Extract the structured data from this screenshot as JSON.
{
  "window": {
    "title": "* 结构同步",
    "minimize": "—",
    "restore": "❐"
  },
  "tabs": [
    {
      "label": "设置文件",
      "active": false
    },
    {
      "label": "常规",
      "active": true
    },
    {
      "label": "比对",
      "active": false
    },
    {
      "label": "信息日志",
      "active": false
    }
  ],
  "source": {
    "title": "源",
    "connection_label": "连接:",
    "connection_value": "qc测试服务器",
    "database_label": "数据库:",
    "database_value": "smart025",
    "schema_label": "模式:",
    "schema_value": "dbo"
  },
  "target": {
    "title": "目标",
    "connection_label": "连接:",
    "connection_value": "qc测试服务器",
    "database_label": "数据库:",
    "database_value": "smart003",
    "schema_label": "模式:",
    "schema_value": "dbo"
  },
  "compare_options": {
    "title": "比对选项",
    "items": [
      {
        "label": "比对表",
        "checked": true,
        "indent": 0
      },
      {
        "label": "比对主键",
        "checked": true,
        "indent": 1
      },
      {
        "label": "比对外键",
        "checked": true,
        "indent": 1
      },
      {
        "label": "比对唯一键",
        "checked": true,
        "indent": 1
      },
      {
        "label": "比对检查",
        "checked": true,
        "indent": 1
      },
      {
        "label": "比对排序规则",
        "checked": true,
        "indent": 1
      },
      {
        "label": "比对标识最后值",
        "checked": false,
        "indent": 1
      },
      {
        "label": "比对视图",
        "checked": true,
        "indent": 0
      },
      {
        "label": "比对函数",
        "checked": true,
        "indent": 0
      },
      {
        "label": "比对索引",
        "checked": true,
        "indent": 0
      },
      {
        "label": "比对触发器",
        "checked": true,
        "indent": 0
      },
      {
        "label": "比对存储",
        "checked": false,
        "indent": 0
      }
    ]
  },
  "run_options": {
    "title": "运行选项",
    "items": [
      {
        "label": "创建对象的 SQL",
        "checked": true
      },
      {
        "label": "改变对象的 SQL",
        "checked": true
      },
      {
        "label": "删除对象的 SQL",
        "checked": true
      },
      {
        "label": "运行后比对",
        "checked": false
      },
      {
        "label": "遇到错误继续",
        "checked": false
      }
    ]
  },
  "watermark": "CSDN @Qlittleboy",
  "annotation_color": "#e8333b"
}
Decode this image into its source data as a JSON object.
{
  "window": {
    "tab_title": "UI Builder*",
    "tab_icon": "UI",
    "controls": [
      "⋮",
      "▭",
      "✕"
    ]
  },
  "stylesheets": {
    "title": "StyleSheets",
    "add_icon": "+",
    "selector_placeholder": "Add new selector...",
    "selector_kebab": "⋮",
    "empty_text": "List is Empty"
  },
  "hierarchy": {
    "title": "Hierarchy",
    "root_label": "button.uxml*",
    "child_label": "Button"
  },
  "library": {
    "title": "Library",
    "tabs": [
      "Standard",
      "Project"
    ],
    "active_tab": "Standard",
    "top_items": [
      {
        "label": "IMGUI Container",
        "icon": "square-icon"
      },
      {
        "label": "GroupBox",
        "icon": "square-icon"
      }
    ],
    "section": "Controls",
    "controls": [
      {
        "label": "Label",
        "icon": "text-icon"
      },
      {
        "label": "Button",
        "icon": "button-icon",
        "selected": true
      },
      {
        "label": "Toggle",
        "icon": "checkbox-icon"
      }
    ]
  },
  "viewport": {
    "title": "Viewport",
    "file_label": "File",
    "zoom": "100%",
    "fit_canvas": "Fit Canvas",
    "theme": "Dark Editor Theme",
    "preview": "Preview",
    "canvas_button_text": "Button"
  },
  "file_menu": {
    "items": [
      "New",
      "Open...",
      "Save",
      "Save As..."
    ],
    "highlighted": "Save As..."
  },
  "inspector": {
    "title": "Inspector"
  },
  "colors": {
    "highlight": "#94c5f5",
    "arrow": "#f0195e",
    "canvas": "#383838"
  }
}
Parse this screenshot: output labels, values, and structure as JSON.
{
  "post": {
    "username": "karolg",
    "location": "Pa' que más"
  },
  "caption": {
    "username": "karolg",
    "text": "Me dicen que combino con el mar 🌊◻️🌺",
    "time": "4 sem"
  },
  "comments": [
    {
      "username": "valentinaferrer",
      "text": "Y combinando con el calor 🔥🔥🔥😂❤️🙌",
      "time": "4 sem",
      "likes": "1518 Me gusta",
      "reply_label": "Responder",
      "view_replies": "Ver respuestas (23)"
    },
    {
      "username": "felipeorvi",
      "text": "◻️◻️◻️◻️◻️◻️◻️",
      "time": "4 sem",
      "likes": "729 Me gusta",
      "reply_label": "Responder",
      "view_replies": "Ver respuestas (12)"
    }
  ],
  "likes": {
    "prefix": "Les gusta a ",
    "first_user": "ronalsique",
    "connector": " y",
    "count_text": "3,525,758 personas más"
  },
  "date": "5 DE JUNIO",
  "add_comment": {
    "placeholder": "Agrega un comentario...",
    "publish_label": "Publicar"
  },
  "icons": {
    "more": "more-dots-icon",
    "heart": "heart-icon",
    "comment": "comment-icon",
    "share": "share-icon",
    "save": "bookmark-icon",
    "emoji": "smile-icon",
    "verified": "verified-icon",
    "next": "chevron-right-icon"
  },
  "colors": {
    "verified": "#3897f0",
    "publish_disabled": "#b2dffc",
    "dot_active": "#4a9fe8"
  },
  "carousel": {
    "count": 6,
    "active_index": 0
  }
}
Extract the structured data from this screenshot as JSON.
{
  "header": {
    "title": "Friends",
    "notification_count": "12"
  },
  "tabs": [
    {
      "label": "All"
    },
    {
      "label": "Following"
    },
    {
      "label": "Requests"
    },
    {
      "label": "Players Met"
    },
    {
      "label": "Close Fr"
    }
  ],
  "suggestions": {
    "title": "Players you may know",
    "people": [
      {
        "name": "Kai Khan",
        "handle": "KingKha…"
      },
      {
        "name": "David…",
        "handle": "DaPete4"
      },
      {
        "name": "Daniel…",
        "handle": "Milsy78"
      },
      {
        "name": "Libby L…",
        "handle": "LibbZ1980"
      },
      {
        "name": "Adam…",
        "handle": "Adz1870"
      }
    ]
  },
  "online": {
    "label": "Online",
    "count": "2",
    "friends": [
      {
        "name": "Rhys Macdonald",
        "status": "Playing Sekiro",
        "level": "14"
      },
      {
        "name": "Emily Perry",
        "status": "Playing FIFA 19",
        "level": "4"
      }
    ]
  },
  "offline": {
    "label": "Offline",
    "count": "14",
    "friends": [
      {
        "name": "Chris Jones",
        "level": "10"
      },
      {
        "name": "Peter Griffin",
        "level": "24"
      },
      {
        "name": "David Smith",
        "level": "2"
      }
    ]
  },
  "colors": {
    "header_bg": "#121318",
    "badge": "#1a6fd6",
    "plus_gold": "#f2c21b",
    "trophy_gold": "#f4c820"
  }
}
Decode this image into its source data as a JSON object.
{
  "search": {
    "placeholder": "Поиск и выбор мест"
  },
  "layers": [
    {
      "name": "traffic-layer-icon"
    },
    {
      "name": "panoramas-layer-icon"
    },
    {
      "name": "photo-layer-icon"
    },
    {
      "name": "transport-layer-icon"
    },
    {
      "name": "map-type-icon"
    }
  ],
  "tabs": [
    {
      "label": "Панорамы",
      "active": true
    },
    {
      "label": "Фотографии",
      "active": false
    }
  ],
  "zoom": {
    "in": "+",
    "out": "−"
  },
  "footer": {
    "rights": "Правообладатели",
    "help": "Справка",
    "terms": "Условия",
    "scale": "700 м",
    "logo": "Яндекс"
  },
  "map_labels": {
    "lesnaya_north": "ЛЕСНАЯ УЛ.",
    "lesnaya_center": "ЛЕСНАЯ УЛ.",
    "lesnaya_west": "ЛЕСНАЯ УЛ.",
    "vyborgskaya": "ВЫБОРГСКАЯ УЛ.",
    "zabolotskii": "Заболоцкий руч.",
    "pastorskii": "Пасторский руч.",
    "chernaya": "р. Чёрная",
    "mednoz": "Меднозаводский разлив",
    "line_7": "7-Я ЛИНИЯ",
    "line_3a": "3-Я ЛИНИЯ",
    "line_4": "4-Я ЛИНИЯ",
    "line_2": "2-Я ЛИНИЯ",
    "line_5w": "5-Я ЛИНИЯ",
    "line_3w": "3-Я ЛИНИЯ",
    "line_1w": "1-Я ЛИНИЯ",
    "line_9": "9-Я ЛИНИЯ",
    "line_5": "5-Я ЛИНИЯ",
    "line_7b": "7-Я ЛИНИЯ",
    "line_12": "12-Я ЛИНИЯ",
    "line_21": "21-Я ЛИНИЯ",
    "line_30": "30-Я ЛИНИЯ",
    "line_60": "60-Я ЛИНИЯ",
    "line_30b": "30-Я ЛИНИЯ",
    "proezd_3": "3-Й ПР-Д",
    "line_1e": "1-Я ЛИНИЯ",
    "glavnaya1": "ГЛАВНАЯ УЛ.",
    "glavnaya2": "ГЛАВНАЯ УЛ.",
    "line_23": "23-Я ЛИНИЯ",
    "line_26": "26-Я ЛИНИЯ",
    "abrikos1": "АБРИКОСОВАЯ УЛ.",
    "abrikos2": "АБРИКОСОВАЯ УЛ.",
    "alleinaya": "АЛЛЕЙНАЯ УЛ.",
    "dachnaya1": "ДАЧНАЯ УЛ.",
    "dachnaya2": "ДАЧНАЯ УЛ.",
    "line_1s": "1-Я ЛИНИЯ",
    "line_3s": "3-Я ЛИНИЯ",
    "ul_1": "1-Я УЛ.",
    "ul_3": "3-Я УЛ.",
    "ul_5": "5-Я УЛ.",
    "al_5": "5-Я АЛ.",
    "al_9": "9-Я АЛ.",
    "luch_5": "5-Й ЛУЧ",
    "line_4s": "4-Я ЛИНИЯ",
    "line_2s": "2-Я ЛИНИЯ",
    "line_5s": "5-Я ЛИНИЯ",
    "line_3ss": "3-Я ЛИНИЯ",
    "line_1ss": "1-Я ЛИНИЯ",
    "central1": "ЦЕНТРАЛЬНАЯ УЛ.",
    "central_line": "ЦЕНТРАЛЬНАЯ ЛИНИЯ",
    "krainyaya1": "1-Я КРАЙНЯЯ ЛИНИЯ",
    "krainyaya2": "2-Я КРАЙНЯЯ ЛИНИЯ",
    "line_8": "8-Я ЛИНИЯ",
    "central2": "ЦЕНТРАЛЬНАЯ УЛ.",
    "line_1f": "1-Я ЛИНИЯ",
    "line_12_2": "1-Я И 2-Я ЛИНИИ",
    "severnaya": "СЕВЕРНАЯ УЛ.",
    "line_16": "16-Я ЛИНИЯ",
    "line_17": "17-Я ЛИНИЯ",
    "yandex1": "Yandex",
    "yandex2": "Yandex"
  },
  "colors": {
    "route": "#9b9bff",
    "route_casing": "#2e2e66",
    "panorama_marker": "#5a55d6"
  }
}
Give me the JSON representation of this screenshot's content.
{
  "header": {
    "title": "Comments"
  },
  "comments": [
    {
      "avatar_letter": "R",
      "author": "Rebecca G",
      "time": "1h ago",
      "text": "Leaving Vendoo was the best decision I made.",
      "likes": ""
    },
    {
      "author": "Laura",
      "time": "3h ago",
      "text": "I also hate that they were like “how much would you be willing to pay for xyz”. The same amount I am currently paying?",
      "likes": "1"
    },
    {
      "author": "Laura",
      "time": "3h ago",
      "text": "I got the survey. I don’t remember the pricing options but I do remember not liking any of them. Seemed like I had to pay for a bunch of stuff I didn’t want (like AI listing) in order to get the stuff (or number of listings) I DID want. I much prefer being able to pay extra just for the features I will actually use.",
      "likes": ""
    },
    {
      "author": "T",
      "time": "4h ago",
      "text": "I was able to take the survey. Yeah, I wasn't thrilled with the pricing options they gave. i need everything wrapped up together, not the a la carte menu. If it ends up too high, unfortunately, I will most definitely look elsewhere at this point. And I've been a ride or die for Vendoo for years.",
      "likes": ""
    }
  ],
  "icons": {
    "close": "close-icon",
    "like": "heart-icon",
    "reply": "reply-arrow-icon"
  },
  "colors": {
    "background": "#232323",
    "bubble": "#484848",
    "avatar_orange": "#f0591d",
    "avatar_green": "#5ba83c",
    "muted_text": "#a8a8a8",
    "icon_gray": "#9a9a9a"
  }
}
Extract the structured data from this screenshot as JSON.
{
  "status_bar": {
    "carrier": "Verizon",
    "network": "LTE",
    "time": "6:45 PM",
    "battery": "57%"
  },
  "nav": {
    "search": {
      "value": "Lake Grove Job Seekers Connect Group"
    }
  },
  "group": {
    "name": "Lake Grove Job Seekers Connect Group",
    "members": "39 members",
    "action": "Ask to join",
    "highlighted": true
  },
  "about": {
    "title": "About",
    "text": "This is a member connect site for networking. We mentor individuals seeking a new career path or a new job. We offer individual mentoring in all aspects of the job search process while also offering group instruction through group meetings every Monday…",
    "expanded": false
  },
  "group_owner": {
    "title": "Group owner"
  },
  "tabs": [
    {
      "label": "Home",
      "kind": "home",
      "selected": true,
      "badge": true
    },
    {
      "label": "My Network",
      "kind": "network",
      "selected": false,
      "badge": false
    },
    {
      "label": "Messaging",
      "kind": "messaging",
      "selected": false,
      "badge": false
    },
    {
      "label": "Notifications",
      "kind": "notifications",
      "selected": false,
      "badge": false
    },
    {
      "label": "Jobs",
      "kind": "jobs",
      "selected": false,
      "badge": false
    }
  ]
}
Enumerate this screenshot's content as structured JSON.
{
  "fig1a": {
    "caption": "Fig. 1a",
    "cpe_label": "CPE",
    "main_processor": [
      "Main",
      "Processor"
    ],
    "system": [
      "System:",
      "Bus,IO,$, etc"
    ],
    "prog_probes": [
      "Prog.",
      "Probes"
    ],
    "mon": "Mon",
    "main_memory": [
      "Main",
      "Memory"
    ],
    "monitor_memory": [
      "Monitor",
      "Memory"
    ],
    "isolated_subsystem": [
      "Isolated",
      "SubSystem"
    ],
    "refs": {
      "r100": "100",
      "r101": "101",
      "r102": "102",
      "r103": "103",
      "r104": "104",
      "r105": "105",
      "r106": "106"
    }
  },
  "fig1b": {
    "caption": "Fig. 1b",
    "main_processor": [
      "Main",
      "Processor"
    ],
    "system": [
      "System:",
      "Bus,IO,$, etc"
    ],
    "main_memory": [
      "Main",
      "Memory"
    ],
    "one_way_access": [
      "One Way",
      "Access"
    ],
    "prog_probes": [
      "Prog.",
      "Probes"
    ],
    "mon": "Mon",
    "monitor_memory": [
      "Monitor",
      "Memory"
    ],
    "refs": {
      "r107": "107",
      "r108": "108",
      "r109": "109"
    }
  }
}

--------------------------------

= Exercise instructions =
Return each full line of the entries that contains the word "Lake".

= Finished exercise =
      "value": "Lake Grove Job Seekers Connect Group"
    "name": "Lake Grove Job Seekers Connect Group",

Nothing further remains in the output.